The most common sign of Lyme disease in dogs is arthritis, which causes sudden lameness, pain ands sometimes swelling in one or more joints. Other signs that may be seen include fever, lack of appetite, dehydration, inactivity, and swollen lymph nodes. In severe cases, the infection can cause kidney failure and death although this does not occur commonly in dogs. The signs of heart and nervous system dysfunction seen in infected humans are not often seen in animals. Humans often
show a skin rash that looks like a target but this is rarely seen in infected dogs.
A diagnosis of Lyme disease is usually made based upon a history of being in an endemic area, signs of arthritis and favorable response to treatment. There is a blood test that measures antibodies to the bacteria but many dogs that live in endemic regions will have a positive blood test.Dogs that have been vaccinated for Lyme disease may have a positive blood test depending upon the type of blood test that is performed. There are several other causes of arthritis that occur in dogs that must also be considered.

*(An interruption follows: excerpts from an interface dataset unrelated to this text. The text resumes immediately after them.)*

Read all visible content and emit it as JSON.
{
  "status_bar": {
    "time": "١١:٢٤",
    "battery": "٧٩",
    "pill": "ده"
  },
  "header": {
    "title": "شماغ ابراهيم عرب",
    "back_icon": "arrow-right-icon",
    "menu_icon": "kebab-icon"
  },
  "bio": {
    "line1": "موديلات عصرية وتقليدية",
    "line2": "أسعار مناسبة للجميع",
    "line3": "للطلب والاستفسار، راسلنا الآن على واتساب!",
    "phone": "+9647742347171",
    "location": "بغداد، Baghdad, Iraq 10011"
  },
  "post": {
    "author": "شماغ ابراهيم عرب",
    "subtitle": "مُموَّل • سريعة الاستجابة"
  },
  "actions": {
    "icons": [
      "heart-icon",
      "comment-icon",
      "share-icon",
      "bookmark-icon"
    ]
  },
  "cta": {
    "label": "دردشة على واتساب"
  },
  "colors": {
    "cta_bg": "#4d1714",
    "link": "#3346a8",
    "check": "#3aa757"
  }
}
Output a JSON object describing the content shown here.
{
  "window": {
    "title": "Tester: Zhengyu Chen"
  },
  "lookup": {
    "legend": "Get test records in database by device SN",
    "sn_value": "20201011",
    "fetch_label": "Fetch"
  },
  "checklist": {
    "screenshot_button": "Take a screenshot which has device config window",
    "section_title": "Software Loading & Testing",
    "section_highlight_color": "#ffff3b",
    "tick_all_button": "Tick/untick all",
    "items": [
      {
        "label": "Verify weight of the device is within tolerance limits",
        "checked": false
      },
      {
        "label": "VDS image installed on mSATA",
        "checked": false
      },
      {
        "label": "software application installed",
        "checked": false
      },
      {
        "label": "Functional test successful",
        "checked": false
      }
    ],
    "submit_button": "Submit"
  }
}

Lyme disease in dogs often reponds rapidly to antibiotics Borrelia burgdorferi is easily treated with antibiotics. The signs of Lyme disease usually regress rapidly in response to treatment. If the disease remains untreated the disease becomes chronic and can cause kidney damage although dogs are much less likely to develop chronic disease than are people. The need for vaccination remains a controversial topic.
Animals in endemic areas are at greatest risk for infection. The best method of prevention is to avoid tick infested areas, especially in the spring when the young ticks are most active. When returning from a tick-infested area do a thorough search for ticks on both yourself and your animals. Ticks should be removed carefully with a tweezers, pinching the tick near the point they enter the skin.